Task item -
Omit the pictures, please, and give each record below again exactly.

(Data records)
----

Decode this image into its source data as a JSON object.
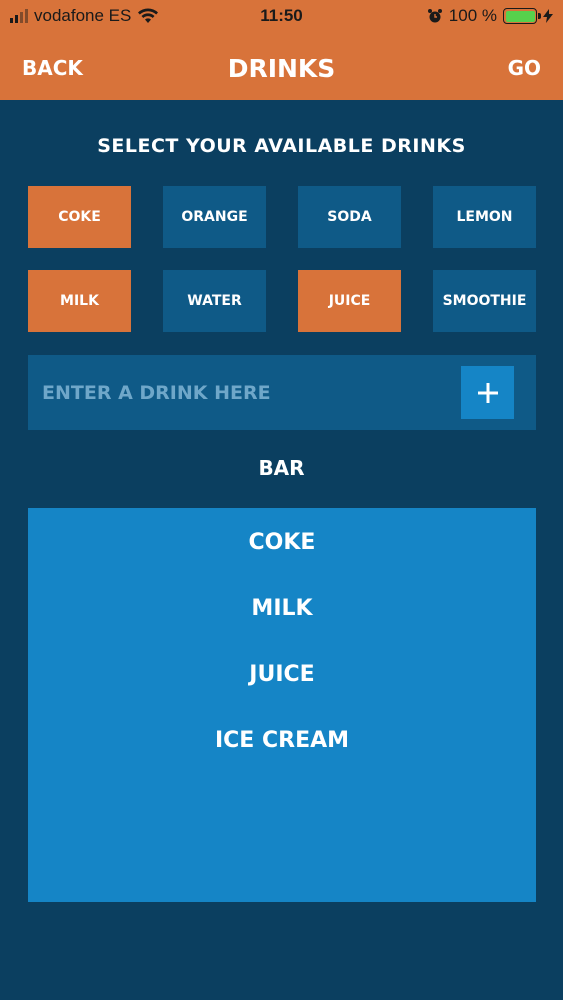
{
  "status_bar": {
    "carrier": "vodafone ES",
    "time": "11:50",
    "battery": "100 %"
  },
  "nav": {
    "back_label": "BACK",
    "title": "DRINKS",
    "go_label": "GO"
  },
  "select_title": "SELECT YOUR AVAILABLE DRINKS",
  "drinks": [
    {
      "label": "COKE",
      "selected": true
    },
    {
      "label": "ORANGE",
      "selected": false
    },
    {
      "label": "SODA",
      "selected": false
    },
    {
      "label": "LEMON",
      "selected": false
    },
    {
      "label": "MILK",
      "selected": true
    },
    {
      "label": "WATER",
      "selected": false
    },
    {
      "label": "JUICE",
      "selected": true
    },
    {
      "label": "SMOOTHIE",
      "selected": false
    }
  ],
  "entry": {
    "placeholder": "ENTER A DRINK HERE",
    "value": "",
    "add_icon": "plus-icon"
  },
  "bar": {
    "title": "BAR",
    "items": [
      "COKE",
      "MILK",
      "JUICE",
      "ICE CREAM"
    ]
  },
  "colors": {
    "background": "#0b3f60",
    "header": "#d8733a",
    "chip": "#0f5a87",
    "selected_chip": "#d8733a",
    "bar_box": "#1585c6"
  }
}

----

Task answer -
Decode this image into its source data as a JSON object.
{
  "status_bar": {
    "carrier": "vodafone ES",
    "time": "11:50",
    "battery": "100 %"
  },
  "nav": {
    "back_label": "BACK",
    "title": "DRINKS",
    "go_label": "GO"
  },
  "select_title": "SELECT YOUR AVAILABLE DRINKS",
  "drinks": [
    {
      "label": "COKE",
      "selected": true
    },
    {
      "label": "ORANGE",
      "selected": false
    },
    {
      "label": "SODA",
      "selected": false
    },
    {
      "label": "LEMON",
      "selected": false
    },
    {
      "label": "MILK",
      "selected": true
    },
    {
      "label": "WATER",
      "selected": false
    },
    {
      "label": "JUICE",
      "selected": true
    },
    {
      "label": "SMOOTHIE",
      "selected": false
    }
  ],
  "entry": {
    "placeholder": "ENTER A DRINK HERE",
    "value": "",
    "add_icon": "plus-icon"
  },
  "bar": {
    "title": "BAR",
    "items": [
      "COKE",
      "MILK",
      "JUICE",
      "ICE CREAM"
    ]
  },
  "colors": {
    "background": "#0b3f60",
    "header": "#d8733a",
    "chip": "#0f5a87",
    "selected_chip": "#d8733a",
    "bar_box": "#1585c6"
  }
}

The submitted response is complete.